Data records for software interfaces

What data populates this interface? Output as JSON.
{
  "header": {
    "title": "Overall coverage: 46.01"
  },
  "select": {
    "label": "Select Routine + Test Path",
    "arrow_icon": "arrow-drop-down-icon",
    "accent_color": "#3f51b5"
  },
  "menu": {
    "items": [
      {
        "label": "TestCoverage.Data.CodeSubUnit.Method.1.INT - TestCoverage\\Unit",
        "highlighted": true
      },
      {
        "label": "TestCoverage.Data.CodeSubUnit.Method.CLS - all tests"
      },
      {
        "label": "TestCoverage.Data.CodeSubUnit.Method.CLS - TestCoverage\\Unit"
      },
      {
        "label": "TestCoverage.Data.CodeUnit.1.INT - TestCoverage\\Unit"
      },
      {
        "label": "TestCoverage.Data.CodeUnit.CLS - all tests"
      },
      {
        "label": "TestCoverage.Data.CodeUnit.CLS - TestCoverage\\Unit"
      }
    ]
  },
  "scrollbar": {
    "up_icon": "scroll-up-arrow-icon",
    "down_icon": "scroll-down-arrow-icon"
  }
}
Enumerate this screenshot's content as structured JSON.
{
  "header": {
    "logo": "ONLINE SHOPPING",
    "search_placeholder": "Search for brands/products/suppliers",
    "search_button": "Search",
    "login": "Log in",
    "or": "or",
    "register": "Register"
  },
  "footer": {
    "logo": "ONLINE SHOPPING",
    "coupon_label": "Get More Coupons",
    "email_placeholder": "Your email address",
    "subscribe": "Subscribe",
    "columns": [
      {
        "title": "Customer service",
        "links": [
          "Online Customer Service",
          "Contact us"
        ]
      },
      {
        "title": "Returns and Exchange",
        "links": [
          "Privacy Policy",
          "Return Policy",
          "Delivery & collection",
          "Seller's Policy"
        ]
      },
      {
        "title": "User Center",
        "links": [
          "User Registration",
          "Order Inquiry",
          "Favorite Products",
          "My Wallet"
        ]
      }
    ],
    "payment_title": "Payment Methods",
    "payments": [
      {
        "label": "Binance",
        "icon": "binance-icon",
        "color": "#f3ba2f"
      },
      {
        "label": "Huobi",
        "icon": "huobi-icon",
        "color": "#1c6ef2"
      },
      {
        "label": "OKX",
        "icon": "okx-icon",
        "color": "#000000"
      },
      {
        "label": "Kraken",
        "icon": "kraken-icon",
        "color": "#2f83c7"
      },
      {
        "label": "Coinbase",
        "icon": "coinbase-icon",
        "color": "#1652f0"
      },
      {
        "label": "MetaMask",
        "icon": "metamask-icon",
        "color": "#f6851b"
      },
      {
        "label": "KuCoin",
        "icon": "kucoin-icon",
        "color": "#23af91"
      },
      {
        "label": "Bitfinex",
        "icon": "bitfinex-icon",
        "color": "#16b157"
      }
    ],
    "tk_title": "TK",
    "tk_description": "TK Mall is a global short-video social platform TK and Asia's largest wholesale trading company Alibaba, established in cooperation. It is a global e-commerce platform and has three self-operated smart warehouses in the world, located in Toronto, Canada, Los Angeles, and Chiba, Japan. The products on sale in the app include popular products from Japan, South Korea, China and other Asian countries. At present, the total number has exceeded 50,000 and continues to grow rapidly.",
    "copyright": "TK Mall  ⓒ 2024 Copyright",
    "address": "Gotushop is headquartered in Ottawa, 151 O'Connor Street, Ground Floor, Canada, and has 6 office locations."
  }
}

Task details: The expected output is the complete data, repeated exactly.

Answer to the problem:
What data populates this interface? Output as JSON.
{
  "header": {
    "title": "Overall coverage: 46.01"
  },
  "select": {
    "label": "Select Routine + Test Path",
    "arrow_icon": "arrow-drop-down-icon",
    "accent_color": "#3f51b5"
  },
  "menu": {
    "items": [
      {
        "label": "TestCoverage.Data.CodeSubUnit.Method.1.INT - TestCoverage\\Unit",
        "highlighted": true
      },
      {
        "label": "TestCoverage.Data.CodeSubUnit.Method.CLS - all tests"
      },
      {
        "label": "TestCoverage.Data.CodeSubUnit.Method.CLS - TestCoverage\\Unit"
      },
      {
        "label": "TestCoverage.Data.CodeUnit.1.INT - TestCoverage\\Unit"
      },
      {
        "label": "TestCoverage.Data.CodeUnit.CLS - all tests"
      },
      {
        "label": "TestCoverage.Data.CodeUnit.CLS - TestCoverage\\Unit"
      }
    ]
  },
  "scrollbar": {
    "up_icon": "scroll-up-arrow-icon",
    "down_icon": "scroll-down-arrow-icon"
  }
}
Enumerate this screenshot's content as structured JSON.
{
  "header": {
    "logo": "ONLINE SHOPPING",
    "search_placeholder": "Search for brands/products/suppliers",
    "search_button": "Search",
    "login": "Log in",
    "or": "or",
    "register": "Register"
  },
  "footer": {
    "logo": "ONLINE SHOPPING",
    "coupon_label": "Get More Coupons",
    "email_placeholder": "Your email address",
    "subscribe": "Subscribe",
    "columns": [
      {
        "title": "Customer service",
        "links": [
          "Online Customer Service",
          "Contact us"
        ]
      },
      {
        "title": "Returns and Exchange",
        "links": [
          "Privacy Policy",
          "Return Policy",
          "Delivery & collection",
          "Seller's Policy"
        ]
      },
      {
        "title": "User Center",
        "links": [
          "User Registration",
          "Order Inquiry",
          "Favorite Products",
          "My Wallet"
        ]
      }
    ],
    "payment_title": "Payment Methods",
    "payments": [
      {
        "label": "Binance",
        "icon": "binance-icon",
        "color": "#f3ba2f"
      },
      {
        "label": "Huobi",
        "icon": "huobi-icon",
        "color": "#1c6ef2"
      },
      {
        "label": "OKX",
        "icon": "okx-icon",
        "color": "#000000"
      },
      {
        "label": "Kraken",
        "icon": "kraken-icon",
        "color": "#2f83c7"
      },
      {
        "label": "Coinbase",
        "icon": "coinbase-icon",
        "color": "#1652f0"
      },
      {
        "label": "MetaMask",
        "icon": "metamask-icon",
        "color": "#f6851b"
      },
      {
        "label": "KuCoin",
        "icon": "kucoin-icon",
        "color": "#23af91"
      },
      {
        "label": "Bitfinex",
        "icon": "bitfinex-icon",
        "color": "#16b157"
      }
    ],
    "tk_title": "TK",
    "tk_description": "TK Mall is a global short-video social platform TK and Asia's largest wholesale trading company Alibaba, established in cooperation. It is a global e-commerce platform and has three self-operated smart warehouses in the world, located in Toronto, Canada, Los Angeles, and Chiba, Japan. The products on sale in the app include popular products from Japan, South Korea, China and other Asian countries. At present, the total number has exceeded 50,000 and continues to grow rapidly.",
    "copyright": "TK Mall  ⓒ 2024 Copyright",
    "address": "Gotushop is headquartered in Ottawa, 151 O'Connor Street, Ground Floor, Canada, and has 6 office locations."
  }
}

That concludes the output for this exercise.